In the middle of the 20th century, when Nazism had only just been vanquished and Soviet Communism was still on the march, C. S. Lewis could already see the next permutation of tyranny appearing on the horizon of the 21st century:
Of all tyrannies, a tyranny sincerely exercised for the good of its victims may be the most oppressive. It would be better to live under robber barons than under omnipotent moral busybodies. The robber baron’s cruelty may sometimes sleep, his cupidity may at some point be satiated; but those who torment us for our own good will torment us without end for they do so with the approval of their own conscience. They may be more likely to go to Heaven yet at the same time likelier to make a Hell of earth. This very kindness stings with intolerable insult. To be “cured” against one’s will and cured of states which we may not regard as disease is to be put on a level of those who have not yet reached the age of reason or those who never will; to be classed with infants, imbeciles, and domestic animals.
A better description of the pencil-pushing, bureaucratic middle-managers of the moral life who have come to dominate our administrative institutions one could never hope to read.
The totalitarianism of today is soft around the edges. It’s a gentler kind of tyranny that seeks to helicopter-parent its victims into submission. It has replaced the figure of the strongman with that of the virtuous scold, who promises to accomplish through sheer force of relentless, haranguing activism what armed revolution failed to deliver during the last century.
And so we shouldn’t be surprised to discover the vanguard of these new tyrants advancing on our elementary schools. After all, the duties of a public-school administrator are catnip for would-be revolutionaries of the new stripe. Men and women of this profession get paid to act as “omnipotent moral busybodies” who manage and prop up “a tyranny sincerely exercised for the good of its victims,” which is sadly what our progressive, state-monopolized education system has become.
Take the recent case of nine-year-old Lydia Booth in Mississippi, for example. Lydia’s parents sent their daughter to school on October 13 with the requisite face mask. Lydia’s happened to bear the words “Jesus Loves Me.” The principal of the school, Antoinette Woodall, forced Lydia to remove her mask and provided her with a plain one. Woodall claimed that expressions of Christianity violated the school’s policy.
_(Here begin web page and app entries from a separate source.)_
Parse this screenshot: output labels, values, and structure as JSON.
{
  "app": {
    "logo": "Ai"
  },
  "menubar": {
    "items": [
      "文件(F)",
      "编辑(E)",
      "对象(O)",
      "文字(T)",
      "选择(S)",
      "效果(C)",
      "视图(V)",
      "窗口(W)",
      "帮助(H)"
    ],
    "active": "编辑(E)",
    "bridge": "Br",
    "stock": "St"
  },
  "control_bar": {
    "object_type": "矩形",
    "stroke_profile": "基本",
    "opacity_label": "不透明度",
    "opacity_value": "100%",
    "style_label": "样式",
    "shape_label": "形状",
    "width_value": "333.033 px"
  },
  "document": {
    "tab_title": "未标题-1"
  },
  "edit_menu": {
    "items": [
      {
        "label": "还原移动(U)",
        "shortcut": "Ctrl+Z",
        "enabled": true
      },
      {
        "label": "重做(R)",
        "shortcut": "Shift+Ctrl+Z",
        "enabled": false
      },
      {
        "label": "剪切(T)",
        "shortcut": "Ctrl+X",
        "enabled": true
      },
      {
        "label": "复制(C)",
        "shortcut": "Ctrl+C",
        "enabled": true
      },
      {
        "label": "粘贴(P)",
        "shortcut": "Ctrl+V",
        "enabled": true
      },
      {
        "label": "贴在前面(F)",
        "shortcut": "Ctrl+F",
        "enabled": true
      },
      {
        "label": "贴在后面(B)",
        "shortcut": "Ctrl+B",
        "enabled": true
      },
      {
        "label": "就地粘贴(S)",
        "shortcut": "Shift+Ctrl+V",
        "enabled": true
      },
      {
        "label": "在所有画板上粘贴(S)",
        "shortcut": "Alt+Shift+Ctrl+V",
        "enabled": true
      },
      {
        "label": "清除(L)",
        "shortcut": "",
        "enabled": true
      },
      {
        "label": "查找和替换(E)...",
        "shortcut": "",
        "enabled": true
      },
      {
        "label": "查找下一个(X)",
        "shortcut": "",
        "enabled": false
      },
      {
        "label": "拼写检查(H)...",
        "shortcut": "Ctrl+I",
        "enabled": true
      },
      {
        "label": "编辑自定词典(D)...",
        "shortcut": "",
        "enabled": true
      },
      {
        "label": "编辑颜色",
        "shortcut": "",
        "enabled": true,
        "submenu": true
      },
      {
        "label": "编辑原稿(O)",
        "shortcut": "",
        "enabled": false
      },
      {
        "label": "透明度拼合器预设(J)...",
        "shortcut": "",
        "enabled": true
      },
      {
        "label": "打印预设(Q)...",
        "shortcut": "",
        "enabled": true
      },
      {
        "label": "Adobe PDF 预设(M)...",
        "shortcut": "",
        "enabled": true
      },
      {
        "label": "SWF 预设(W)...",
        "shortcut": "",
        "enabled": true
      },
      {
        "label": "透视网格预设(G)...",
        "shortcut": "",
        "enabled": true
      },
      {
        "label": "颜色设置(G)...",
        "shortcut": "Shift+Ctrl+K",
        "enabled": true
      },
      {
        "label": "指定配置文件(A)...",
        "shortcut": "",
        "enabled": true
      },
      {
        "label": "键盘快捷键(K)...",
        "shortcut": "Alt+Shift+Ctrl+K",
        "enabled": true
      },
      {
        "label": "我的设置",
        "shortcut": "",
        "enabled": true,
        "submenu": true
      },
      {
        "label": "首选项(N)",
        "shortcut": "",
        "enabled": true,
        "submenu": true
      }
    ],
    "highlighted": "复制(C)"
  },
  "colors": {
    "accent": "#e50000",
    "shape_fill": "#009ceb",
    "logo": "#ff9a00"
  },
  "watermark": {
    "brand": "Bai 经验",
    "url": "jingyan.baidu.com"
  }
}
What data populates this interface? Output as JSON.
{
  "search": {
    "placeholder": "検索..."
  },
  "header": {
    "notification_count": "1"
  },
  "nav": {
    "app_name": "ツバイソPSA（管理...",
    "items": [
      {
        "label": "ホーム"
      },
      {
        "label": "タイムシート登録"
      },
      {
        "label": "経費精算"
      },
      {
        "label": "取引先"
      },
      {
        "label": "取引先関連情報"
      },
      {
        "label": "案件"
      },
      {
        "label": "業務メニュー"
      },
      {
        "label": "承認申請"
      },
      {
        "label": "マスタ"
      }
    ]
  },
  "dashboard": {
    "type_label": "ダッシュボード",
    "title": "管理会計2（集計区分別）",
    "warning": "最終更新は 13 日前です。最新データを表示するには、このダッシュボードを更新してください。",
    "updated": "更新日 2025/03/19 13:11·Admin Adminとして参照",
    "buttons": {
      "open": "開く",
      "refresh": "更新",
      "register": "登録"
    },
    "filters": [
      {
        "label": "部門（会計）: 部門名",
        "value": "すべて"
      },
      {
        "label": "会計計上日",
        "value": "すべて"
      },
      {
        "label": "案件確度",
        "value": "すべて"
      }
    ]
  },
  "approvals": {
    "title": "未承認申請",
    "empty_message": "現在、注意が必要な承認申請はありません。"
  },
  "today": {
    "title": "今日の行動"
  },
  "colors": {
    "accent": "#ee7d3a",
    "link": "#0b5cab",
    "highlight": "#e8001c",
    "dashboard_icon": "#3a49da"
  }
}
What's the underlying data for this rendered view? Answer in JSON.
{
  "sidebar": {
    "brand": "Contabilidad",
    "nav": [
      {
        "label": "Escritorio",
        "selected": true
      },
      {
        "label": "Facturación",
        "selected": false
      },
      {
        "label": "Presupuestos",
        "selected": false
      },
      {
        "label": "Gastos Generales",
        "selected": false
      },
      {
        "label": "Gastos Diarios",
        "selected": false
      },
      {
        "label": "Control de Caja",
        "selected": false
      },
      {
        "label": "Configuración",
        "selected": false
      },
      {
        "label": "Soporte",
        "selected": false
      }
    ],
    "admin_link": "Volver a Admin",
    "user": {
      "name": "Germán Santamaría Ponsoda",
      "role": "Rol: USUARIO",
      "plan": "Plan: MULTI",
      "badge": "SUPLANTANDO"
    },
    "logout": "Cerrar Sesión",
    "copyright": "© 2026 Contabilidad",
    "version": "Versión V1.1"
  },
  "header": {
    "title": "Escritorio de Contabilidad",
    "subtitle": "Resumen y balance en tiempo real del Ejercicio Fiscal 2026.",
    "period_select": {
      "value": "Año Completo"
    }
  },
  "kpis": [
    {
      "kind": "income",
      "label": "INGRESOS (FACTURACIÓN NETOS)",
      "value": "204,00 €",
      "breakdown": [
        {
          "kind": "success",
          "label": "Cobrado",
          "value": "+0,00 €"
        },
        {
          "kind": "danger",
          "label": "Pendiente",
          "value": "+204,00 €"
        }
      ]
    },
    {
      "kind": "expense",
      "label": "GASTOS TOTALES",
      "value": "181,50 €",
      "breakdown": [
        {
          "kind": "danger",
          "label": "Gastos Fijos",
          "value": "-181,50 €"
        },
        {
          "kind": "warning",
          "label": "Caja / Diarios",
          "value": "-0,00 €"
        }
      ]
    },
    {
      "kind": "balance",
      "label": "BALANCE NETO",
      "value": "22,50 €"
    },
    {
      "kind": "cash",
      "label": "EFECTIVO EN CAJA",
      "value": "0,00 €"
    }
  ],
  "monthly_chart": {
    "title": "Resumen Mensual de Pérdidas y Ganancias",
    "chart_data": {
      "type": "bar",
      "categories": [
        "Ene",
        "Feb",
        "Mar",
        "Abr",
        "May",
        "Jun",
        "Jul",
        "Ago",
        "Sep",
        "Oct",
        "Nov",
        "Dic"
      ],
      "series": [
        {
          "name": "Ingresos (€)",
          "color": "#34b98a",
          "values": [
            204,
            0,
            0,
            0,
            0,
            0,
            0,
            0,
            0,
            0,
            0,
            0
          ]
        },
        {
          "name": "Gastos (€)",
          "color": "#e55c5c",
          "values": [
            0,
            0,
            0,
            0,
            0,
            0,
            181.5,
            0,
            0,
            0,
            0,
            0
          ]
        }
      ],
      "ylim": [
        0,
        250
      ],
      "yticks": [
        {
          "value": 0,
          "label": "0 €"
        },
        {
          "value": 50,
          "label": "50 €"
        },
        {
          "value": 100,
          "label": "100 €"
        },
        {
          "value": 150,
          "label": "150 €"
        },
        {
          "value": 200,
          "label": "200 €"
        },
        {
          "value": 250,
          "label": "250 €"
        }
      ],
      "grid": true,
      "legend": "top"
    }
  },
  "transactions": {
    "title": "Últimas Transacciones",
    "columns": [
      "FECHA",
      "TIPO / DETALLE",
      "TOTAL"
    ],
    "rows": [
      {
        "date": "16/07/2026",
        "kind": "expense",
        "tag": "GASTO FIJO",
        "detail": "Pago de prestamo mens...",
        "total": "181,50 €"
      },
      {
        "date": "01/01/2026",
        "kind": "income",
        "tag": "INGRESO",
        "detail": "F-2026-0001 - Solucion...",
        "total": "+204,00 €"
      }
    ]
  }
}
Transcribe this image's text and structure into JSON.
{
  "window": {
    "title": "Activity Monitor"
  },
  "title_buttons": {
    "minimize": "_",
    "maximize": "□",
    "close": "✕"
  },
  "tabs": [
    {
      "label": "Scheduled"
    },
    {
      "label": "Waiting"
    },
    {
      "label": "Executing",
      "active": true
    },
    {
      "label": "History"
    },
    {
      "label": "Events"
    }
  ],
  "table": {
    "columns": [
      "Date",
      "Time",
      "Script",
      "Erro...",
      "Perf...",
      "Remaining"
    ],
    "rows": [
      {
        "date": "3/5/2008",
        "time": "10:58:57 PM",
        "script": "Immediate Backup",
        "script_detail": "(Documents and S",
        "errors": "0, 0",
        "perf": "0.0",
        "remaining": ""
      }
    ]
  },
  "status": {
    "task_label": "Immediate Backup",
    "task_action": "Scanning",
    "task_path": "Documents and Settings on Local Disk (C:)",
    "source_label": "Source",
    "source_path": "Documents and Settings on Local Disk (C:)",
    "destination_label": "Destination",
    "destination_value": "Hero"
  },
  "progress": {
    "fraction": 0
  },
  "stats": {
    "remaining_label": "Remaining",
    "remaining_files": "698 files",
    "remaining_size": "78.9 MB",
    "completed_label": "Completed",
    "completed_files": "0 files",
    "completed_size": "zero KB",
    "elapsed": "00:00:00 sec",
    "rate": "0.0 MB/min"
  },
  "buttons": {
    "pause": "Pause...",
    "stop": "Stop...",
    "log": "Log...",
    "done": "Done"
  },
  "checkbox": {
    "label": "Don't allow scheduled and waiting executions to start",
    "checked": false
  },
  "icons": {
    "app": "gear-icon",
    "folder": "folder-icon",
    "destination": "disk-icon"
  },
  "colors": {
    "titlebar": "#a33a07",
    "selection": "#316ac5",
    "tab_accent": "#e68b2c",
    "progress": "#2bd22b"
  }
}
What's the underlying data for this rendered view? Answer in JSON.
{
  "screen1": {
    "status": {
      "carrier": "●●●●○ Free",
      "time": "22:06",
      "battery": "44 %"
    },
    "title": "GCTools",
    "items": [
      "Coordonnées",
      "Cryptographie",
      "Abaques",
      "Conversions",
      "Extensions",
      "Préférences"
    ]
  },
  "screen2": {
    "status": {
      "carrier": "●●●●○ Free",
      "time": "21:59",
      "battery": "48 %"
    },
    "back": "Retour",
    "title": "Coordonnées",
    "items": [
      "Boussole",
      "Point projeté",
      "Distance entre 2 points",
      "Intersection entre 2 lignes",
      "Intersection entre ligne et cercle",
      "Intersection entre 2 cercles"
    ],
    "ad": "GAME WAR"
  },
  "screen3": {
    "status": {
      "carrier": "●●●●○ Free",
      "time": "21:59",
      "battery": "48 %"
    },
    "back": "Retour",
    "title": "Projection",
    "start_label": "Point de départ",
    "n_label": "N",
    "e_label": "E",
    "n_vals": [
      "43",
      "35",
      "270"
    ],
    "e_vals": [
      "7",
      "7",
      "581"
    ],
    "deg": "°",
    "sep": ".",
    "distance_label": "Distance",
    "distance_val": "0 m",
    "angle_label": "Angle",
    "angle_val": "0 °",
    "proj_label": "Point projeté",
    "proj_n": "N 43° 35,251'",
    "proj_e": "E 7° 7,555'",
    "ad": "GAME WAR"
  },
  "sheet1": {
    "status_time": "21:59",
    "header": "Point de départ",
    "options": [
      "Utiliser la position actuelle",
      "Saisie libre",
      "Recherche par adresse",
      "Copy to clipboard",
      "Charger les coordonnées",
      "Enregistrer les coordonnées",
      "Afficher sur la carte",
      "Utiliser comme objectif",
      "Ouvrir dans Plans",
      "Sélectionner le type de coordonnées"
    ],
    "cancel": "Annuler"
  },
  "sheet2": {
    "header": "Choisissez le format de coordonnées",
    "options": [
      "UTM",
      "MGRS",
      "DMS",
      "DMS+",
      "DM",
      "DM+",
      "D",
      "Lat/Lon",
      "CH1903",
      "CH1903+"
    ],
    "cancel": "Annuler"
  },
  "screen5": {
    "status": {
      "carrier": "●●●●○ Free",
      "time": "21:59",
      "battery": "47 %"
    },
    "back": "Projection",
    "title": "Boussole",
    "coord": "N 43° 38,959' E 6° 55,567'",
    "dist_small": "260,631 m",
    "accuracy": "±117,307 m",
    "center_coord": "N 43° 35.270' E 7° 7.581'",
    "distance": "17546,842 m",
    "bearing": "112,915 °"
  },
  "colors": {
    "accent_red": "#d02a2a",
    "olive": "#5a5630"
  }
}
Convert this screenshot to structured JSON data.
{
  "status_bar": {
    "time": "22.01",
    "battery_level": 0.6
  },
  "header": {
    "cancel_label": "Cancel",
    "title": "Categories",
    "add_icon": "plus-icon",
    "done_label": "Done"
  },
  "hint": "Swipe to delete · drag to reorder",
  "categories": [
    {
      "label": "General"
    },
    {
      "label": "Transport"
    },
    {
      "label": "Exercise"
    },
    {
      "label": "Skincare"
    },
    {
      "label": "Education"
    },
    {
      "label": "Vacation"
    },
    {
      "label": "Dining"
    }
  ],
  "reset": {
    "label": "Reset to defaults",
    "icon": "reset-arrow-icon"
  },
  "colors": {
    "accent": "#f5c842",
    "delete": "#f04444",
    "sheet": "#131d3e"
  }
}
According to the lawsuit that Lydia’s parents filed against the school, they were unable to find any such school policy prohibiting religious expression. Two days after the incident, however, the school’s superintendent allegedly updated its face-mask policy to read: “Masks cannot display political, religious, sexual or any inappropriate symbols, gestures or statements that may be offensive, disruptive or deemed distractive to the school environment.”
The lawsuit, brought on behalf of the Booths by the Alliance Defending Freedom, alleges that the school has violated Lydia’s First Amendment rights and is seeking damages in light of the distress this incident has inflicted on her. The suit also alleges that, prior to Lydia’s being compelled to remove her mask, other children had worn masks with sports-team logos and political messages such as “Black Lives Matter” without incident.
To Christian families, this lawsuit serves as the latest exhibit in a long line of evidence that public schools are inimical to their faith.
For a century now, progressives have been using the disestablishment of religion in the United States as a pretext to drive religious Americans out of the public square. Moreover, the kind of aggressive secularism they’ve extracted from their reading of the Constitution is both ahistorical and egregiously cynical. The disestablishment clause in the First Amendment prohibits the federal government from establishing one particular church denomination or another as the official creed of the state. It does not prohibit the presence of religious expression and speech in government institutions. Indeed, the Founders would have regarded such an idea as laughable and scandalous in equal measure.
Even before the Constitution was written, the Confederation Congress clearly didn’t intend to wall off religion from governance. The Northwest Ordinance, legislation enacted in 1787, created the Northwest Territory and served as the basis for admission into the Union of more than half of the eventual 50 states. Its article 3 lists religion first among the three main reasons for the existence of government-supported schools: “Religion, morality, and knowledge, being necessary to good government and the happiness of mankind, schools and the means of education shall forever be encouraged.”
Progressive education activists are ignorant of, or more likely have willfully misread, our foundational documents, quoting selectively and in bad faith from the Founders where religious liberty is concerned. Their deliberate and deceptive attempts to read French-style laïcité into the First Amendment has allowed them to banish the traces of religious life from our public schools. The Booths have an excellent First Amendment case, but it’s not enough to litigate cases like this on the grounds of individual liberty alone. This creeping progressivism has mutilated the disestablishment clause beyond all constitutional recognition. If the steady encroachment of soft secular totalitarianism in public schools is to be halted, the conservative legal movement will have to set about dismantling the corrosive precedents of progressive jurisprudence.